The Rangers had just finished their 17th season in Texas in 1988. They were an expansion franchise and spent their first 11 seasons as the Washington Senators.

They were playing in Arlington Stadium, a renovated Minor League facility, and they had never been to postseason. They had good people working in the front office, but they were basically viewed as a small-time franchise.

Ryan helped change all that, beginning in 1989, when the Rangers drew over two million fans for the first time in club history. Ryan, at age 42, went 16-10 with a 3.29 ERA and a Major League-leading 301 strikeouts. On Aug. 22, he recorded his 5,000th career strikeout before a sellout crowd of 42,869.

Ryan enjoyed his season so much in Arlington that he decided to come back in 1990. He ended up staying through '93 and was still throwing 95 mph in the end. He pitched his sixth no-hitter and won his 300th game in 1990, and he pitched one more no-hitter in '91.

That was the same year the Rangers announced they were going to build a new ballpark for 1994. The Ballpark in Arlington can be known as the House that Nolan Ryan built.

Honorable Mentions

Will Clark, 1993: Clark was in the second half of his career when he signed a five-year deal with the Rangers. He wasn't quite the same player he was with the Giants, but he did bring personality and a winning attitude to the clubhouse. The Rangers won their first two division titles with Clark as their leader.

Ivan Rodriguez, 1997: The Rangers were close to trading Rodriguez at the non-waiver Trade Deadline as he was eligible for free agency at the end of the 1997 season. Instead he went into Schieffer's office and told him how much he wanted to stay in Texas. The Rangers signed Rodriguez, who was elected to the Hall of Fame for 2017, to a five-year extension.

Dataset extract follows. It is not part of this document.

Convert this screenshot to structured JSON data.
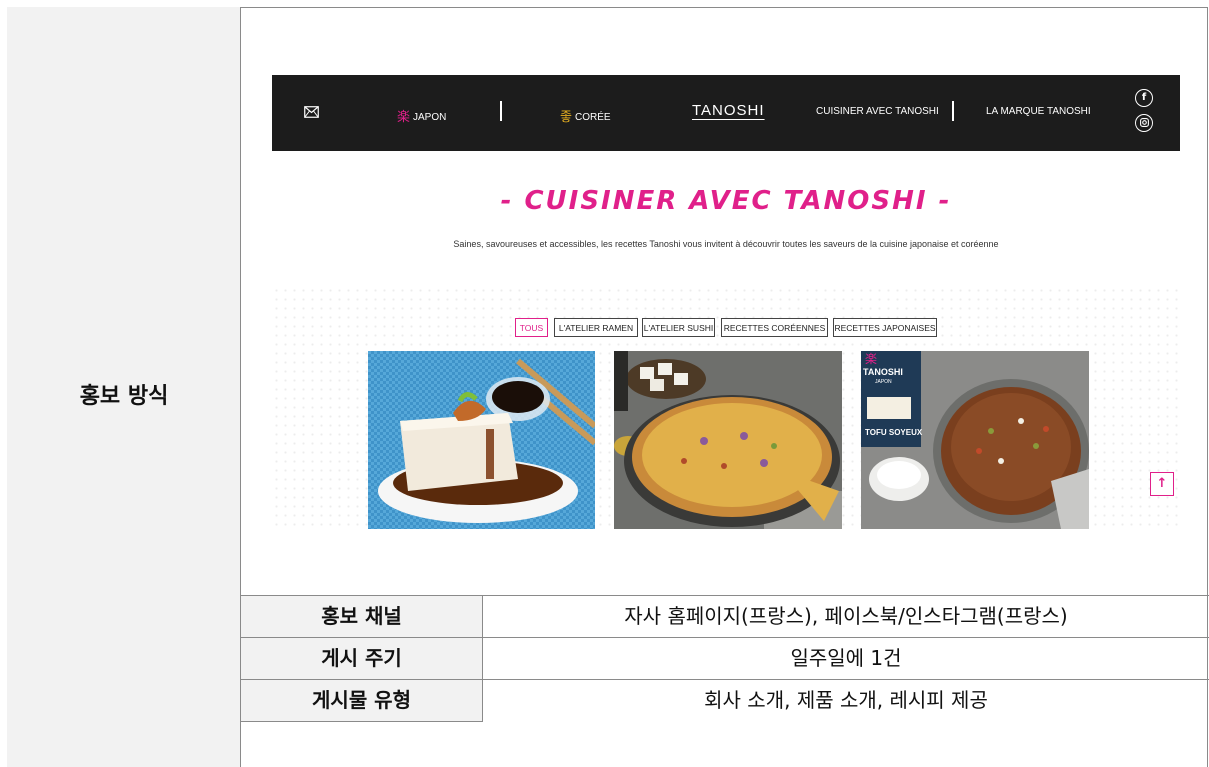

Adrian Beltre, 2011: The Rangers unofficial team captain signed a six-year deal and then a two-year extension through 2018. At some point, Beltre will be enshrined in Cooperstown.

T.R. Sullivan has covered the Rangers since 1989, and for MLB.com since 2006. Follow him on Twitter @Sullivan_Ranger and listen to his podcast. This story was not subject to the approval of Major League Baseball or its clubs.